Your instructions: Aside from the pictures, the entries should be given again exactly.

Stored records:
--

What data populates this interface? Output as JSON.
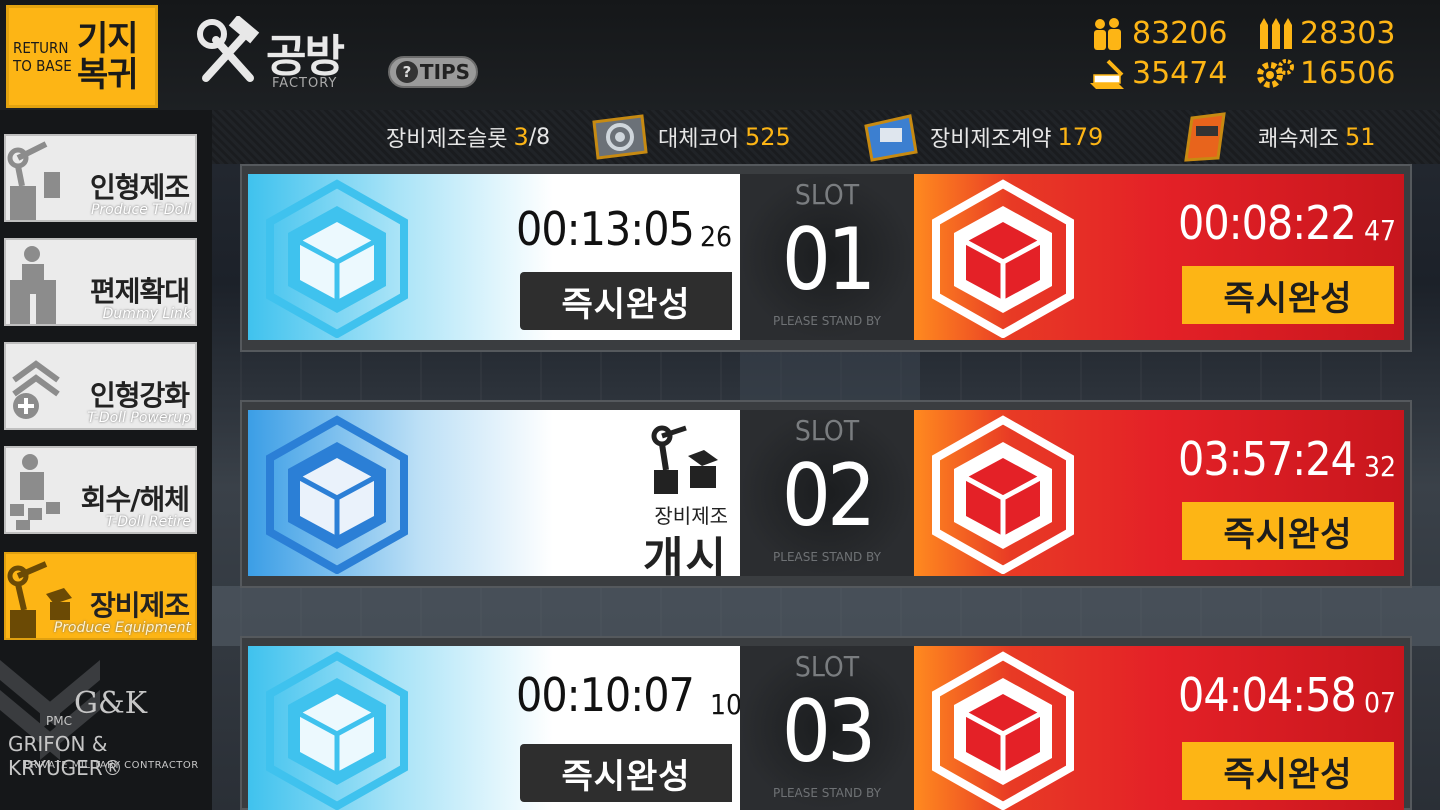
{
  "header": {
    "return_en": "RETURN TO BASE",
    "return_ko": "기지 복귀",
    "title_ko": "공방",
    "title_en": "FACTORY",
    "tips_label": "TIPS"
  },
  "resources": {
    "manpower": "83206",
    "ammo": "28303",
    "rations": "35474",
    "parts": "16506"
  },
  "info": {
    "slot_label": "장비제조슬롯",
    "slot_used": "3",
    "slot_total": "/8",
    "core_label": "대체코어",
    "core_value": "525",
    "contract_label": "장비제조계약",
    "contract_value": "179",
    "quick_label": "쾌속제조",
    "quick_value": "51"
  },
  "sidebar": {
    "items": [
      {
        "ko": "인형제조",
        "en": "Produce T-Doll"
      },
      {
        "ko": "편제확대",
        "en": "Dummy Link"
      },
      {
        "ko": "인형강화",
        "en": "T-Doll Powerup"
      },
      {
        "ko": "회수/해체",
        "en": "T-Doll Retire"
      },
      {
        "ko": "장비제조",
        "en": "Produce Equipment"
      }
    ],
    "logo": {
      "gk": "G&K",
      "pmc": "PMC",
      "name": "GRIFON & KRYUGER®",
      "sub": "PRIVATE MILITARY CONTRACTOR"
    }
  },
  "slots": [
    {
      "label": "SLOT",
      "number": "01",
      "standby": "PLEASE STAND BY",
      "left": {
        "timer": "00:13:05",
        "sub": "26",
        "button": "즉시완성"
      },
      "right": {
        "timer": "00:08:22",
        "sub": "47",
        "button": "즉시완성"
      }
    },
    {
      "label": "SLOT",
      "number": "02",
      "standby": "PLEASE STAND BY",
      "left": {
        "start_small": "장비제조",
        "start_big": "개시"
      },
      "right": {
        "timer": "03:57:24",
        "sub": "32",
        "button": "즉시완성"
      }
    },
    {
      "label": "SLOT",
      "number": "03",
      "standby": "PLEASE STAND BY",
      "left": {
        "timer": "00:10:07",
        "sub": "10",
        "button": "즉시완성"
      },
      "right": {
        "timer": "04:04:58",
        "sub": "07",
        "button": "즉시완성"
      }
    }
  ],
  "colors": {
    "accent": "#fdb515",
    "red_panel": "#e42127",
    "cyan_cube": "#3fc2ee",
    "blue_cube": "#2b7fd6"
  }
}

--

Task output:
What data populates this interface? Output as JSON.
{
  "header": {
    "return_en": "RETURN TO BASE",
    "return_ko": "기지 복귀",
    "title_ko": "공방",
    "title_en": "FACTORY",
    "tips_label": "TIPS"
  },
  "resources": {
    "manpower": "83206",
    "ammo": "28303",
    "rations": "35474",
    "parts": "16506"
  },
  "info": {
    "slot_label": "장비제조슬롯",
    "slot_used": "3",
    "slot_total": "/8",
    "core_label": "대체코어",
    "core_value": "525",
    "contract_label": "장비제조계약",
    "contract_value": "179",
    "quick_label": "쾌속제조",
    "quick_value": "51"
  },
  "sidebar": {
    "items": [
      {
        "ko": "인형제조",
        "en": "Produce T-Doll"
      },
      {
        "ko": "편제확대",
        "en": "Dummy Link"
      },
      {
        "ko": "인형강화",
        "en": "T-Doll Powerup"
      },
      {
        "ko": "회수/해체",
        "en": "T-Doll Retire"
      },
      {
        "ko": "장비제조",
        "en": "Produce Equipment"
      }
    ],
    "logo": {
      "gk": "G&K",
      "pmc": "PMC",
      "name": "GRIFON & KRYUGER®",
      "sub": "PRIVATE MILITARY CONTRACTOR"
    }
  },
  "slots": [
    {
      "label": "SLOT",
      "number": "01",
      "standby": "PLEASE STAND BY",
      "left": {
        "timer": "00:13:05",
        "sub": "26",
        "button": "즉시완성"
      },
      "right": {
        "timer": "00:08:22",
        "sub": "47",
        "button": "즉시완성"
      }
    },
    {
      "label": "SLOT",
      "number": "02",
      "standby": "PLEASE STAND BY",
      "left": {
        "start_small": "장비제조",
        "start_big": "개시"
      },
      "right": {
        "timer": "03:57:24",
        "sub": "32",
        "button": "즉시완성"
      }
    },
    {
      "label": "SLOT",
      "number": "03",
      "standby": "PLEASE STAND BY",
      "left": {
        "timer": "00:10:07",
        "sub": "10",
        "button": "즉시완성"
      },
      "right": {
        "timer": "04:04:58",
        "sub": "07",
        "button": "즉시완성"
      }
    }
  ],
  "colors": {
    "accent": "#fdb515",
    "red_panel": "#e42127",
    "cyan_cube": "#3fc2ee",
    "blue_cube": "#2b7fd6"
  }
}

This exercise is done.